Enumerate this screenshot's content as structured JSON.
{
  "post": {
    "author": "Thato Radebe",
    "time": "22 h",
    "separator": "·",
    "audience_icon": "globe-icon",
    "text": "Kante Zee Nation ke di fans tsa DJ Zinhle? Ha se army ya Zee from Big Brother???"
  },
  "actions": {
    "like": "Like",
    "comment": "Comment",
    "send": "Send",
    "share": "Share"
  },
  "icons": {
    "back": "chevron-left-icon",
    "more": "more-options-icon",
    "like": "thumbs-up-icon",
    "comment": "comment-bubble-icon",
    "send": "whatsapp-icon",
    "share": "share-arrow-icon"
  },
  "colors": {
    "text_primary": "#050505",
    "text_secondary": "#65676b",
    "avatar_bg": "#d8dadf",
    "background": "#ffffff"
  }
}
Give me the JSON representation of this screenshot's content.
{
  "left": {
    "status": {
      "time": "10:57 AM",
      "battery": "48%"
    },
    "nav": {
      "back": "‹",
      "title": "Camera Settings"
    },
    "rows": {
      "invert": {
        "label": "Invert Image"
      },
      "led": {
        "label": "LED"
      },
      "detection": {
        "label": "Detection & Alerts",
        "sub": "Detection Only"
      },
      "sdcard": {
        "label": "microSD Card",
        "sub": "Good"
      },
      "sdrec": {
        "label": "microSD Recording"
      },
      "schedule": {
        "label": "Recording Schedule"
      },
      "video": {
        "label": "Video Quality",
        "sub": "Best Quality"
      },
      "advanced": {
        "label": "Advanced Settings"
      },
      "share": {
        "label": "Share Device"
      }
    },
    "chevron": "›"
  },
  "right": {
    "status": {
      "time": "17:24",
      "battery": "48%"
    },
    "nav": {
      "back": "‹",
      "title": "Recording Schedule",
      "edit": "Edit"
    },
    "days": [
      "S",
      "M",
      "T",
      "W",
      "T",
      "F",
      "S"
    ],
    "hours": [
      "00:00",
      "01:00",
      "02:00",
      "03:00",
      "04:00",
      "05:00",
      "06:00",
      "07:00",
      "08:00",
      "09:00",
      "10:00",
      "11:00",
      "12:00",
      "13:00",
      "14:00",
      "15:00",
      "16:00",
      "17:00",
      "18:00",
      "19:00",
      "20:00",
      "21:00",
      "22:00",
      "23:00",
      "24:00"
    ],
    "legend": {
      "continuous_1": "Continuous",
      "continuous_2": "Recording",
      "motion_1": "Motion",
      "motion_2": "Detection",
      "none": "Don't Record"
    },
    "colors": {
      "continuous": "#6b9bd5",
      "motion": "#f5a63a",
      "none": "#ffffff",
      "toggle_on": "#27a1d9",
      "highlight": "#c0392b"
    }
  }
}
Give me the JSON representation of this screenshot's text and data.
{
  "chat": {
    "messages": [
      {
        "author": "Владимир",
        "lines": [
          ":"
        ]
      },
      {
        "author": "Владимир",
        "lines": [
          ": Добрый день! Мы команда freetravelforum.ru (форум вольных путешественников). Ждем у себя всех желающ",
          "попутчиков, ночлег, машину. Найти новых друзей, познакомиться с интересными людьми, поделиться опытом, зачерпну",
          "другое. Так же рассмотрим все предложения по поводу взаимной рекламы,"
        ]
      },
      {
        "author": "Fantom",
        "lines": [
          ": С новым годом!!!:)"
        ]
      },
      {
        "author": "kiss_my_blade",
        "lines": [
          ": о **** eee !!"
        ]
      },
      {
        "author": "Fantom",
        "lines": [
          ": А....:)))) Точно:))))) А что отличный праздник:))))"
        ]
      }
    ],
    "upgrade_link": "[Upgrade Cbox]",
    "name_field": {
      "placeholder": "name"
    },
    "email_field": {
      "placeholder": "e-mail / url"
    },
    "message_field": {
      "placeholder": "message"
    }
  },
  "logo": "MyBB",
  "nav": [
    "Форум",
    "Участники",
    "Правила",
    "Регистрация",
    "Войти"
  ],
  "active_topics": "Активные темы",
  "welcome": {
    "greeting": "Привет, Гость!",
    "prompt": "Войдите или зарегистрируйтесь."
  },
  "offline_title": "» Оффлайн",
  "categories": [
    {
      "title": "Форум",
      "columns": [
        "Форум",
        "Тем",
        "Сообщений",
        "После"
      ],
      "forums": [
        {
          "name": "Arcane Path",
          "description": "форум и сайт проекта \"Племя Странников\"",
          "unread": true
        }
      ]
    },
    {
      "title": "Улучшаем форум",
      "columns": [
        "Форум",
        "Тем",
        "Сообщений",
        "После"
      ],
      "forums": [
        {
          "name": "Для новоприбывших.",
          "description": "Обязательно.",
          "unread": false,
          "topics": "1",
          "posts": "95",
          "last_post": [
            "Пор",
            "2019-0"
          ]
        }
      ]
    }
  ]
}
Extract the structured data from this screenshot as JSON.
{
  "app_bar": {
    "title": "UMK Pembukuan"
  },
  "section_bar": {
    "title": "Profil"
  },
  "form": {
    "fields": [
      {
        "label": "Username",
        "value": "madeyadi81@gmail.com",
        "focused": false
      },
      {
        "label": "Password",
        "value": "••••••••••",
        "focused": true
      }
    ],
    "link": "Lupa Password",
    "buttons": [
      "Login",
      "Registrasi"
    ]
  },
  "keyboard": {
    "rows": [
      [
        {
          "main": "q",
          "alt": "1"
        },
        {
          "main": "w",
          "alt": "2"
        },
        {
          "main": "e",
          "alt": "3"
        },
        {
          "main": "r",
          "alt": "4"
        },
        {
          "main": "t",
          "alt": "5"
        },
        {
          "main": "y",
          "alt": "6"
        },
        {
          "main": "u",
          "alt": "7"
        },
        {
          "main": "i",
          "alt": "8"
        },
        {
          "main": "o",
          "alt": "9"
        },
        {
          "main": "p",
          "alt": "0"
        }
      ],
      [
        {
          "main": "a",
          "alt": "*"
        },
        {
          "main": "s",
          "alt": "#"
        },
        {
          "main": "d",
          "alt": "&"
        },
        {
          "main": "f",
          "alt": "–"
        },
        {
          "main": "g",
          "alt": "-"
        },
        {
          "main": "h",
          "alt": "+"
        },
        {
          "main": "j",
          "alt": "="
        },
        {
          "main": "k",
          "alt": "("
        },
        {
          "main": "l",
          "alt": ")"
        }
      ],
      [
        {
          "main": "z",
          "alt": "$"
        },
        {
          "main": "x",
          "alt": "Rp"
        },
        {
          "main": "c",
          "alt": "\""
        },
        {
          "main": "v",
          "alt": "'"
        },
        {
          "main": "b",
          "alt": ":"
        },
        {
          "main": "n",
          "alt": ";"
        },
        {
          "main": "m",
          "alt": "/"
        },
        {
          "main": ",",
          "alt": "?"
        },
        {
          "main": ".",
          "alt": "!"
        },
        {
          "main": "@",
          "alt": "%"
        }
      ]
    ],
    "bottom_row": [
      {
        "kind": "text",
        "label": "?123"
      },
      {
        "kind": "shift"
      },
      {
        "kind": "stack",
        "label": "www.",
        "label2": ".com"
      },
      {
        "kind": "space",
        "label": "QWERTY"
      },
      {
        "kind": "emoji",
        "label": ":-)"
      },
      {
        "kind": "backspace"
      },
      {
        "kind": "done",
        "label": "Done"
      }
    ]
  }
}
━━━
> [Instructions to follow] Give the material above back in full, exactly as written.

> [Answer box]
Enumerate this screenshot's content as structured JSON.
{
  "post": {
    "author": "Thato Radebe",
    "time": "22 h",
    "separator": "·",
    "audience_icon": "globe-icon",
    "text": "Kante Zee Nation ke di fans tsa DJ Zinhle? Ha se army ya Zee from Big Brother???"
  },
  "actions": {
    "like": "Like",
    "comment": "Comment",
    "send": "Send",
    "share": "Share"
  },
  "icons": {
    "back": "chevron-left-icon",
    "more": "more-options-icon",
    "like": "thumbs-up-icon",
    "comment": "comment-bubble-icon",
    "send": "whatsapp-icon",
    "share": "share-arrow-icon"
  },
  "colors": {
    "text_primary": "#050505",
    "text_secondary": "#65676b",
    "avatar_bg": "#d8dadf",
    "background": "#ffffff"
  }
}
Give me the JSON representation of this screenshot's content.
{
  "left": {
    "status": {
      "time": "10:57 AM",
      "battery": "48%"
    },
    "nav": {
      "back": "‹",
      "title": "Camera Settings"
    },
    "rows": {
      "invert": {
        "label": "Invert Image"
      },
      "led": {
        "label": "LED"
      },
      "detection": {
        "label": "Detection & Alerts",
        "sub": "Detection Only"
      },
      "sdcard": {
        "label": "microSD Card",
        "sub": "Good"
      },
      "sdrec": {
        "label": "microSD Recording"
      },
      "schedule": {
        "label": "Recording Schedule"
      },
      "video": {
        "label": "Video Quality",
        "sub": "Best Quality"
      },
      "advanced": {
        "label": "Advanced Settings"
      },
      "share": {
        "label": "Share Device"
      }
    },
    "chevron": "›"
  },
  "right": {
    "status": {
      "time": "17:24",
      "battery": "48%"
    },
    "nav": {
      "back": "‹",
      "title": "Recording Schedule",
      "edit": "Edit"
    },
    "days": [
      "S",
      "M",
      "T",
      "W",
      "T",
      "F",
      "S"
    ],
    "hours": [
      "00:00",
      "01:00",
      "02:00",
      "03:00",
      "04:00",
      "05:00",
      "06:00",
      "07:00",
      "08:00",
      "09:00",
      "10:00",
      "11:00",
      "12:00",
      "13:00",
      "14:00",
      "15:00",
      "16:00",
      "17:00",
      "18:00",
      "19:00",
      "20:00",
      "21:00",
      "22:00",
      "23:00",
      "24:00"
    ],
    "legend": {
      "continuous_1": "Continuous",
      "continuous_2": "Recording",
      "motion_1": "Motion",
      "motion_2": "Detection",
      "none": "Don't Record"
    },
    "colors": {
      "continuous": "#6b9bd5",
      "motion": "#f5a63a",
      "none": "#ffffff",
      "toggle_on": "#27a1d9",
      "highlight": "#c0392b"
    }
  }
}
Give me the JSON representation of this screenshot's text and data.
{
  "chat": {
    "messages": [
      {
        "author": "Владимир",
        "lines": [
          ":"
        ]
      },
      {
        "author": "Владимир",
        "lines": [
          ": Добрый день! Мы команда freetravelforum.ru (форум вольных путешественников). Ждем у себя всех желающ",
          "попутчиков, ночлег, машину. Найти новых друзей, познакомиться с интересными людьми, поделиться опытом, зачерпну",
          "другое. Так же рассмотрим все предложения по поводу взаимной рекламы,"
        ]
      },
      {
        "author": "Fantom",
        "lines": [
          ": С новым годом!!!:)"
        ]
      },
      {
        "author": "kiss_my_blade",
        "lines": [
          ": о **** eee !!"
        ]
      },
      {
        "author": "Fantom",
        "lines": [
          ": А....:)))) Точно:))))) А что отличный праздник:))))"
        ]
      }
    ],
    "upgrade_link": "[Upgrade Cbox]",
    "name_field": {
      "placeholder": "name"
    },
    "email_field": {
      "placeholder": "e-mail / url"
    },
    "message_field": {
      "placeholder": "message"
    }
  },
  "logo": "MyBB",
  "nav": [
    "Форум",
    "Участники",
    "Правила",
    "Регистрация",
    "Войти"
  ],
  "active_topics": "Активные темы",
  "welcome": {
    "greeting": "Привет, Гость!",
    "prompt": "Войдите или зарегистрируйтесь."
  },
  "offline_title": "» Оффлайн",
  "categories": [
    {
      "title": "Форум",
      "columns": [
        "Форум",
        "Тем",
        "Сообщений",
        "После"
      ],
      "forums": [
        {
          "name": "Arcane Path",
          "description": "форум и сайт проекта \"Племя Странников\"",
          "unread": true
        }
      ]
    },
    {
      "title": "Улучшаем форум",
      "columns": [
        "Форум",
        "Тем",
        "Сообщений",
        "После"
      ],
      "forums": [
        {
          "name": "Для новоприбывших.",
          "description": "Обязательно.",
          "unread": false,
          "topics": "1",
          "posts": "95",
          "last_post": [
            "Пор",
            "2019-0"
          ]
        }
      ]
    }
  ]
}
Extract the structured data from this screenshot as JSON.
{
  "app_bar": {
    "title": "UMK Pembukuan"
  },
  "section_bar": {
    "title": "Profil"
  },
  "form": {
    "fields": [
      {
        "label": "Username",
        "value": "madeyadi81@gmail.com",
        "focused": false
      },
      {
        "label": "Password",
        "value": "••••••••••",
        "focused": true
      }
    ],
    "link": "Lupa Password",
    "buttons": [
      "Login",
      "Registrasi"
    ]
  },
  "keyboard": {
    "rows": [
      [
        {
          "main": "q",
          "alt": "1"
        },
        {
          "main": "w",
          "alt": "2"
        },
        {
          "main": "e",
          "alt": "3"
        },
        {
          "main": "r",
          "alt": "4"
        },
        {
          "main": "t",
          "alt": "5"
        },
        {
          "main": "y",
          "alt": "6"
        },
        {
          "main": "u",
          "alt": "7"
        },
        {
          "main": "i",
          "alt": "8"
        },
        {
          "main": "o",
          "alt": "9"
        },
        {
          "main": "p",
          "alt": "0"
        }
      ],
      [
        {
          "main": "a",
          "alt": "*"
        },
        {
          "main": "s",
          "alt": "#"
        },
        {
          "main": "d",
          "alt": "&"
        },
        {
          "main": "f",
          "alt": "–"
        },
        {
          "main": "g",
          "alt": "-"
        },
        {
          "main": "h",
          "alt": "+"
        },
        {
          "main": "j",
          "alt": "="
        },
        {
          "main": "k",
          "alt": "("
        },
        {
          "main": "l",
          "alt": ")"
        }
      ],
      [
        {
          "main": "z",
          "alt": "$"
        },
        {
          "main": "x",
          "alt": "Rp"
        },
        {
          "main": "c",
          "alt": "\""
        },
        {
          "main": "v",
          "alt": "'"
        },
        {
          "main": "b",
          "alt": ":"
        },
        {
          "main": "n",
          "alt": ";"
        },
        {
          "main": "m",
          "alt": "/"
        },
        {
          "main": ",",
          "alt": "?"
        },
        {
          "main": ".",
          "alt": "!"
        },
        {
          "main": "@",
          "alt": "%"
        }
      ]
    ],
    "bottom_row": [
      {
        "kind": "text",
        "label": "?123"
      },
      {
        "kind": "shift"
      },
      {
        "kind": "stack",
        "label": "www.",
        "label2": ".com"
      },
      {
        "kind": "space",
        "label": "QWERTY"
      },
      {
        "kind": "emoji",
        "label": ":-)"
      },
      {
        "kind": "backspace"
      },
      {
        "kind": "done",
        "label": "Done"
      }
    ]
  }
}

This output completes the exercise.